Back in early 2008, I posted the well-known quip that
Economists have successfully predicted nine of the last five recessions.
At the time, I defended economists in general, pointing out that we often can foresee a coming recession or uptick, but we are horrible at predicting exactly when it will occur. In part, I suspect, our reliance on rational expectations models causes us to think things will adjust more quickly than they really do out there in the real world.
Last week, though, Maclean's magazine printed a short note saying that economists don't even forecast recessions well at all and "tend to be too optimistic", just the opposite of the quip quoted above.
GRAPH OF THE WEEK: Economists really can’t predict recessions
As renowned British strategist James Montier recently wrote in a Société Générale report, when you look at their record, it’s clear “that the three blind mice have more credibility.” As a group, economists failed to predict the last few GDP tumbles, and in general, they tend to be too optimistic.

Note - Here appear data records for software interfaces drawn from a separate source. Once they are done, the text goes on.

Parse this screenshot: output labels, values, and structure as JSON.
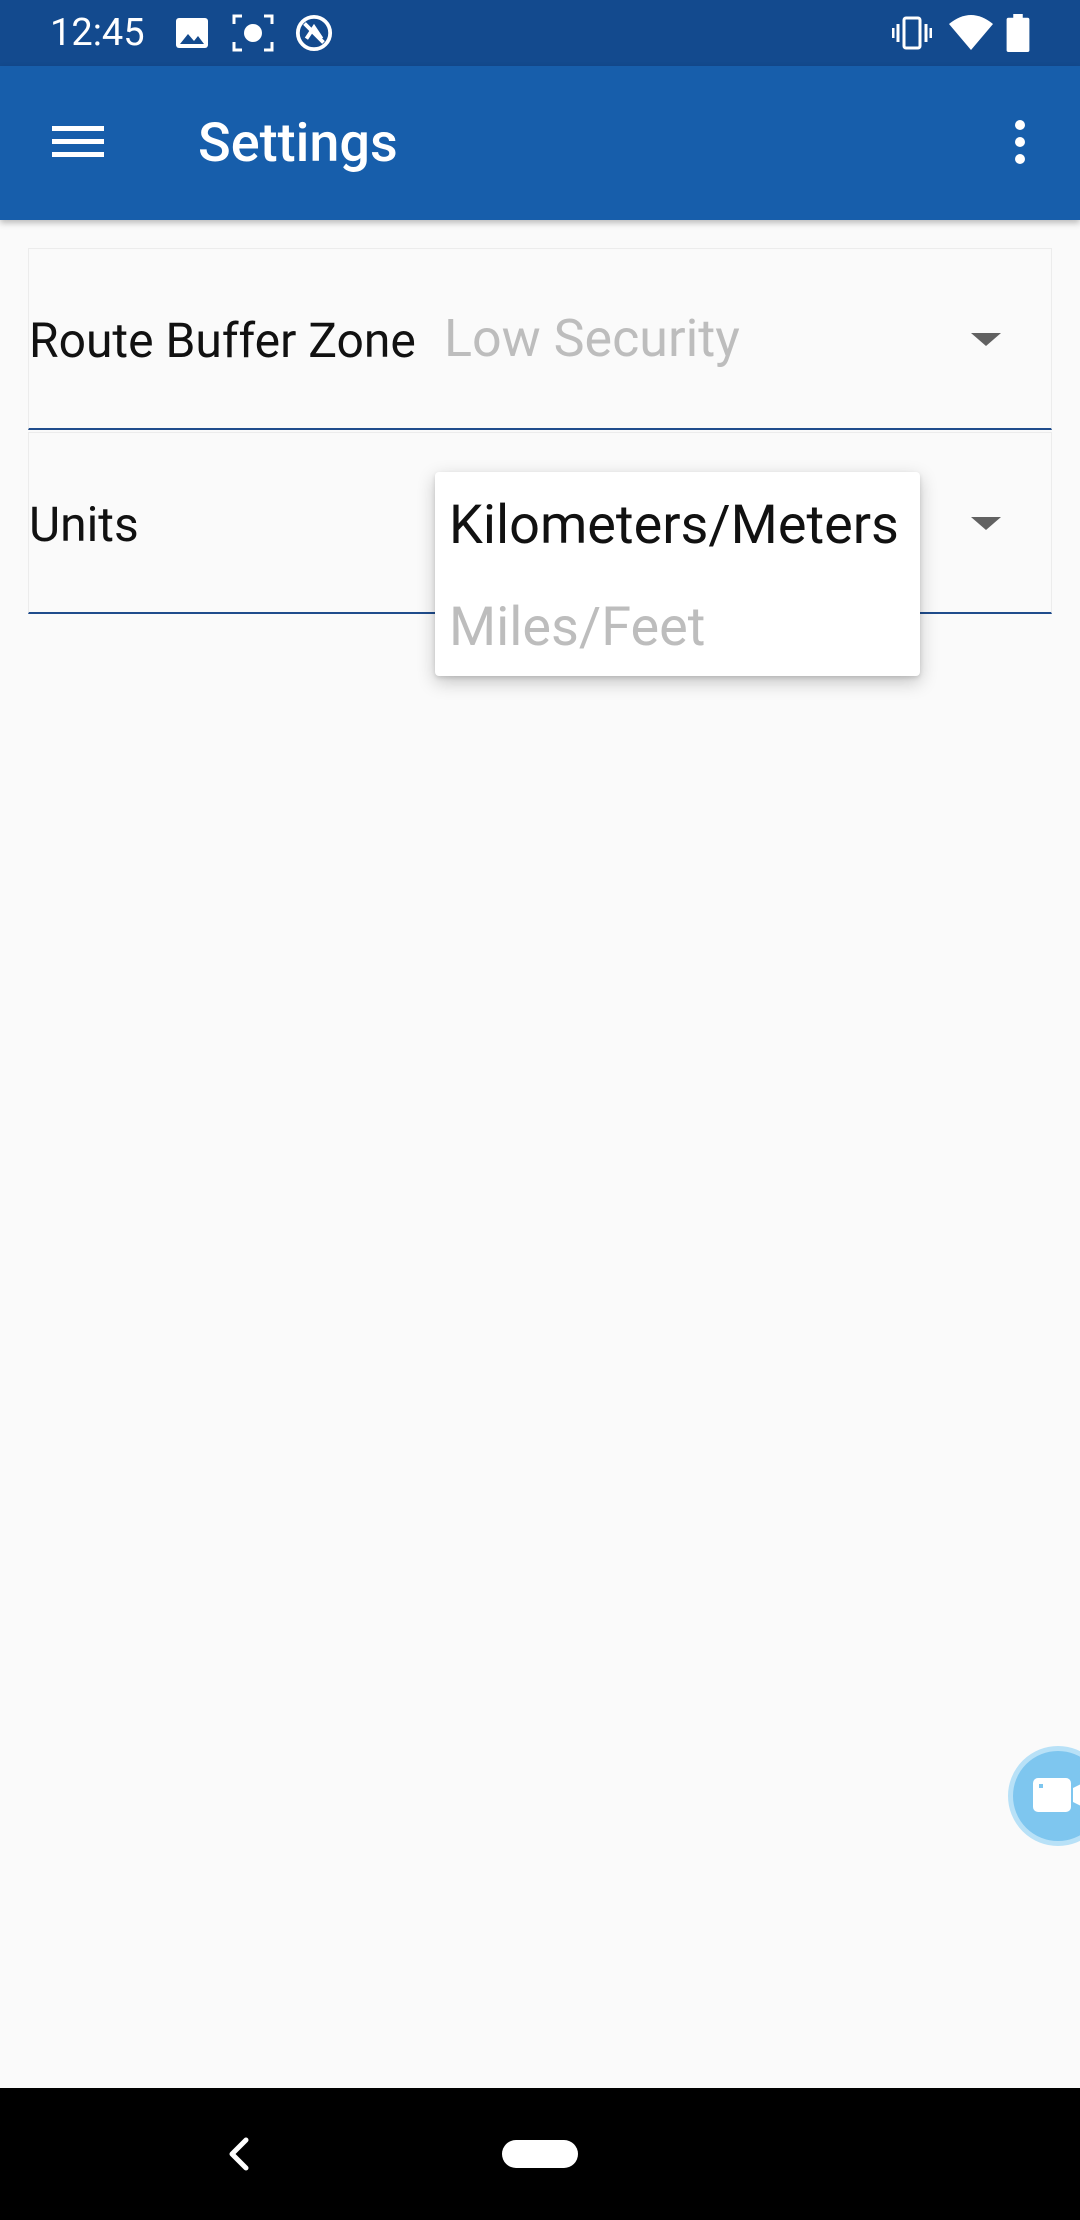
{
  "status_bar": {
    "time": "12:45",
    "left_icons": [
      "image-icon",
      "screenshot-icon",
      "vpn-icon"
    ],
    "right_icons": [
      "vibrate-icon",
      "wifi-icon",
      "battery-icon"
    ]
  },
  "app_bar": {
    "title": "Settings",
    "menu_icon": "hamburger-menu-icon",
    "overflow_icon": "more-vert-icon",
    "background": "#175eab"
  },
  "settings": {
    "route_buffer_zone": {
      "label": "Route Buffer Zone",
      "value": "Low Security"
    },
    "units": {
      "label": "Units"
    }
  },
  "units_dropdown": {
    "options": [
      {
        "label": "Kilometers/Meters",
        "selected": true
      },
      {
        "label": "Miles/Feet",
        "selected": false
      }
    ]
  },
  "fab": {
    "icon": "video-camera-icon",
    "color": "#7ec6ef"
  },
  "nav_bar": {
    "back_icon": "back-chevron-icon",
    "home_icon": "home-pill-icon"
  },
  "colors": {
    "status_bar": "#134a8e",
    "app_bar": "#175eab",
    "underline": "#1f4c8c",
    "muted_text": "#bdbdbd",
    "background": "#fafafa"
  }
}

While it does look as if the bulk of the profession completely missed the recessions of 1991 and 2001, I do want to point out that economists correctly called the 1983 downturn and the 1993 peak, and their forecasts actually led the performance of the economy much of the time going into the current recession.